### What you will do:
Nothing but an exact repetition of the entries should appear in the answer.

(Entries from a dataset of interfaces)

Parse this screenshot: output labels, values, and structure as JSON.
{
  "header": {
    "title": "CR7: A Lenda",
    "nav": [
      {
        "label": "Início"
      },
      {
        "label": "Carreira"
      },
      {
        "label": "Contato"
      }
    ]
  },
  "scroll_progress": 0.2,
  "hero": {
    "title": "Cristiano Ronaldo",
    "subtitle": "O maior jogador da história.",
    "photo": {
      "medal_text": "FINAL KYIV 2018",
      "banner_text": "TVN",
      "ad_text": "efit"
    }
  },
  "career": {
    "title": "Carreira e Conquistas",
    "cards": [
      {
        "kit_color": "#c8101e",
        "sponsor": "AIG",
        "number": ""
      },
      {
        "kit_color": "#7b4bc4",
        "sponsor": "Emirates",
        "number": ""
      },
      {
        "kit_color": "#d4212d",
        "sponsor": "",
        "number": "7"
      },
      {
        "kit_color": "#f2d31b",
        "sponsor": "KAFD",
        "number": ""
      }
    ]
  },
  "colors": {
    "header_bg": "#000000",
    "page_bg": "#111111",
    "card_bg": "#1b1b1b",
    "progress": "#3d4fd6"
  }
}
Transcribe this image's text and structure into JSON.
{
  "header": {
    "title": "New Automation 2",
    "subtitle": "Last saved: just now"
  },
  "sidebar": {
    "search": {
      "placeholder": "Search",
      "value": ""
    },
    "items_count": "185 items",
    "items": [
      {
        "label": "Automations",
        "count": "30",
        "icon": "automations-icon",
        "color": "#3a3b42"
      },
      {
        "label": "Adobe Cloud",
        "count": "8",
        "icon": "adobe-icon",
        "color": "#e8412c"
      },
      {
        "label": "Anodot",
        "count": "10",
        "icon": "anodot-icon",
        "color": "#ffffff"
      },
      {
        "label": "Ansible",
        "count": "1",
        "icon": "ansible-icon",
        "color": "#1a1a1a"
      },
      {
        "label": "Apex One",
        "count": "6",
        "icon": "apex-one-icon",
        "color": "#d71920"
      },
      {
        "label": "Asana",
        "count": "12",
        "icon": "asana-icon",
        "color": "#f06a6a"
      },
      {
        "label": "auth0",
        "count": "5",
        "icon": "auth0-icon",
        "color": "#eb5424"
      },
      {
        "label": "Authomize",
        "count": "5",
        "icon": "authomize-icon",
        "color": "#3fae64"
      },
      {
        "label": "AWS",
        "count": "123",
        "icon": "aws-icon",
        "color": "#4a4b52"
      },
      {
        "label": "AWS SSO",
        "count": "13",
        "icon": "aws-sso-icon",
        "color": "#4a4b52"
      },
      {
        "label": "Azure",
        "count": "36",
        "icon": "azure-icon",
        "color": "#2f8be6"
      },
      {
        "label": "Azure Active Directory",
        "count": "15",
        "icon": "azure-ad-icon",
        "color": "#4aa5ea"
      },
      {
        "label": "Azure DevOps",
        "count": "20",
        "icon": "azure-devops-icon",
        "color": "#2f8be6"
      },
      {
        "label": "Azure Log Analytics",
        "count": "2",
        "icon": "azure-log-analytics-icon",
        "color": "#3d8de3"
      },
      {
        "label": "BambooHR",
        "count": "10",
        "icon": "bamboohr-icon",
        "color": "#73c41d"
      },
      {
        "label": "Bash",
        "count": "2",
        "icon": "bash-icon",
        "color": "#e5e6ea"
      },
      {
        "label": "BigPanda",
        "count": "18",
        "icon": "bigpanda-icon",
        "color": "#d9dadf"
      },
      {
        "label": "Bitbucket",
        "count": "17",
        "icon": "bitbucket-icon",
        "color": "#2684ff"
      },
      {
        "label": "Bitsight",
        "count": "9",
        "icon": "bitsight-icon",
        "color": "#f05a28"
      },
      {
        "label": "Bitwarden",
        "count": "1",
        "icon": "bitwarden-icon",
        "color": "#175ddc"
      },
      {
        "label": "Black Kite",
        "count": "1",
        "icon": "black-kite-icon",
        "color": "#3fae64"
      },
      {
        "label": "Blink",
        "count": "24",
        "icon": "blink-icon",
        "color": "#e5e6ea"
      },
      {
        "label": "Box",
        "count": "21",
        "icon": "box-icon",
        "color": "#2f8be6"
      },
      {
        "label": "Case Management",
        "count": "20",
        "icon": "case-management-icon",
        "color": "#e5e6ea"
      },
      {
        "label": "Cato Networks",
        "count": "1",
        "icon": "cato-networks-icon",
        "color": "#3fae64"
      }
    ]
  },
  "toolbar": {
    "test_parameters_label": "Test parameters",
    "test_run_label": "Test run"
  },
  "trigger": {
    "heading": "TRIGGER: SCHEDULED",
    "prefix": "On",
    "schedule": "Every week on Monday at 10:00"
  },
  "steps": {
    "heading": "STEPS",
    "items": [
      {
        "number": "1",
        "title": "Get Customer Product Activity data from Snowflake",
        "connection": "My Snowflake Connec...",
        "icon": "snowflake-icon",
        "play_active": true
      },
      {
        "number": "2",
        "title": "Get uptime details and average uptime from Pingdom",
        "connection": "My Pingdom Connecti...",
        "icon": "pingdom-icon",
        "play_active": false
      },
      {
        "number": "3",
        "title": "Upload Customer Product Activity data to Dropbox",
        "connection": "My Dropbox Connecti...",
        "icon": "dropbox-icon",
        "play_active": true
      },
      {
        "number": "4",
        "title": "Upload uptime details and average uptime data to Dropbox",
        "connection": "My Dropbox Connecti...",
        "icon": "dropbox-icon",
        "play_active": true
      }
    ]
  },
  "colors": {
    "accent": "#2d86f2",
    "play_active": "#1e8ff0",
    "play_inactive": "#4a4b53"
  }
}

### Answer to the problem:
Parse this screenshot: output labels, values, and structure as JSON.
{
  "header": {
    "title": "CR7: A Lenda",
    "nav": [
      {
        "label": "Início"
      },
      {
        "label": "Carreira"
      },
      {
        "label": "Contato"
      }
    ]
  },
  "scroll_progress": 0.2,
  "hero": {
    "title": "Cristiano Ronaldo",
    "subtitle": "O maior jogador da história.",
    "photo": {
      "medal_text": "FINAL KYIV 2018",
      "banner_text": "TVN",
      "ad_text": "efit"
    }
  },
  "career": {
    "title": "Carreira e Conquistas",
    "cards": [
      {
        "kit_color": "#c8101e",
        "sponsor": "AIG",
        "number": ""
      },
      {
        "kit_color": "#7b4bc4",
        "sponsor": "Emirates",
        "number": ""
      },
      {
        "kit_color": "#d4212d",
        "sponsor": "",
        "number": "7"
      },
      {
        "kit_color": "#f2d31b",
        "sponsor": "KAFD",
        "number": ""
      }
    ]
  },
  "colors": {
    "header_bg": "#000000",
    "page_bg": "#111111",
    "card_bg": "#1b1b1b",
    "progress": "#3d4fd6"
  }
}
Transcribe this image's text and structure into JSON.
{
  "header": {
    "title": "New Automation 2",
    "subtitle": "Last saved: just now"
  },
  "sidebar": {
    "search": {
      "placeholder": "Search",
      "value": ""
    },
    "items_count": "185 items",
    "items": [
      {
        "label": "Automations",
        "count": "30",
        "icon": "automations-icon",
        "color": "#3a3b42"
      },
      {
        "label": "Adobe Cloud",
        "count": "8",
        "icon": "adobe-icon",
        "color": "#e8412c"
      },
      {
        "label": "Anodot",
        "count": "10",
        "icon": "anodot-icon",
        "color": "#ffffff"
      },
      {
        "label": "Ansible",
        "count": "1",
        "icon": "ansible-icon",
        "color": "#1a1a1a"
      },
      {
        "label": "Apex One",
        "count": "6",
        "icon": "apex-one-icon",
        "color": "#d71920"
      },
      {
        "label": "Asana",
        "count": "12",
        "icon": "asana-icon",
        "color": "#f06a6a"
      },
      {
        "label": "auth0",
        "count": "5",
        "icon": "auth0-icon",
        "color": "#eb5424"
      },
      {
        "label": "Authomize",
        "count": "5",
        "icon": "authomize-icon",
        "color": "#3fae64"
      },
      {
        "label": "AWS",
        "count": "123",
        "icon": "aws-icon",
        "color": "#4a4b52"
      },
      {
        "label": "AWS SSO",
        "count": "13",
        "icon": "aws-sso-icon",
        "color": "#4a4b52"
      },
      {
        "label": "Azure",
        "count": "36",
        "icon": "azure-icon",
        "color": "#2f8be6"
      },
      {
        "label": "Azure Active Directory",
        "count": "15",
        "icon": "azure-ad-icon",
        "color": "#4aa5ea"
      },
      {
        "label": "Azure DevOps",
        "count": "20",
        "icon": "azure-devops-icon",
        "color": "#2f8be6"
      },
      {
        "label": "Azure Log Analytics",
        "count": "2",
        "icon": "azure-log-analytics-icon",
        "color": "#3d8de3"
      },
      {
        "label": "BambooHR",
        "count": "10",
        "icon": "bamboohr-icon",
        "color": "#73c41d"
      },
      {
        "label": "Bash",
        "count": "2",
        "icon": "bash-icon",
        "color": "#e5e6ea"
      },
      {
        "label": "BigPanda",
        "count": "18",
        "icon": "bigpanda-icon",
        "color": "#d9dadf"
      },
      {
        "label": "Bitbucket",
        "count": "17",
        "icon": "bitbucket-icon",
        "color": "#2684ff"
      },
      {
        "label": "Bitsight",
        "count": "9",
        "icon": "bitsight-icon",
        "color": "#f05a28"
      },
      {
        "label": "Bitwarden",
        "count": "1",
        "icon": "bitwarden-icon",
        "color": "#175ddc"
      },
      {
        "label": "Black Kite",
        "count": "1",
        "icon": "black-kite-icon",
        "color": "#3fae64"
      },
      {
        "label": "Blink",
        "count": "24",
        "icon": "blink-icon",
        "color": "#e5e6ea"
      },
      {
        "label": "Box",
        "count": "21",
        "icon": "box-icon",
        "color": "#2f8be6"
      },
      {
        "label": "Case Management",
        "count": "20",
        "icon": "case-management-icon",
        "color": "#e5e6ea"
      },
      {
        "label": "Cato Networks",
        "count": "1",
        "icon": "cato-networks-icon",
        "color": "#3fae64"
      }
    ]
  },
  "toolbar": {
    "test_parameters_label": "Test parameters",
    "test_run_label": "Test run"
  },
  "trigger": {
    "heading": "TRIGGER: SCHEDULED",
    "prefix": "On",
    "schedule": "Every week on Monday at 10:00"
  },
  "steps": {
    "heading": "STEPS",
    "items": [
      {
        "number": "1",
        "title": "Get Customer Product Activity data from Snowflake",
        "connection": "My Snowflake Connec...",
        "icon": "snowflake-icon",
        "play_active": true
      },
      {
        "number": "2",
        "title": "Get uptime details and average uptime from Pingdom",
        "connection": "My Pingdom Connecti...",
        "icon": "pingdom-icon",
        "play_active": false
      },
      {
        "number": "3",
        "title": "Upload Customer Product Activity data to Dropbox",
        "connection": "My Dropbox Connecti...",
        "icon": "dropbox-icon",
        "play_active": true
      },
      {
        "number": "4",
        "title": "Upload uptime details and average uptime data to Dropbox",
        "connection": "My Dropbox Connecti...",
        "icon": "dropbox-icon",
        "play_active": true
      }
    ]
  },
  "colors": {
    "accent": "#2d86f2",
    "play_active": "#1e8ff0",
    "play_inactive": "#4a4b53"
  }
}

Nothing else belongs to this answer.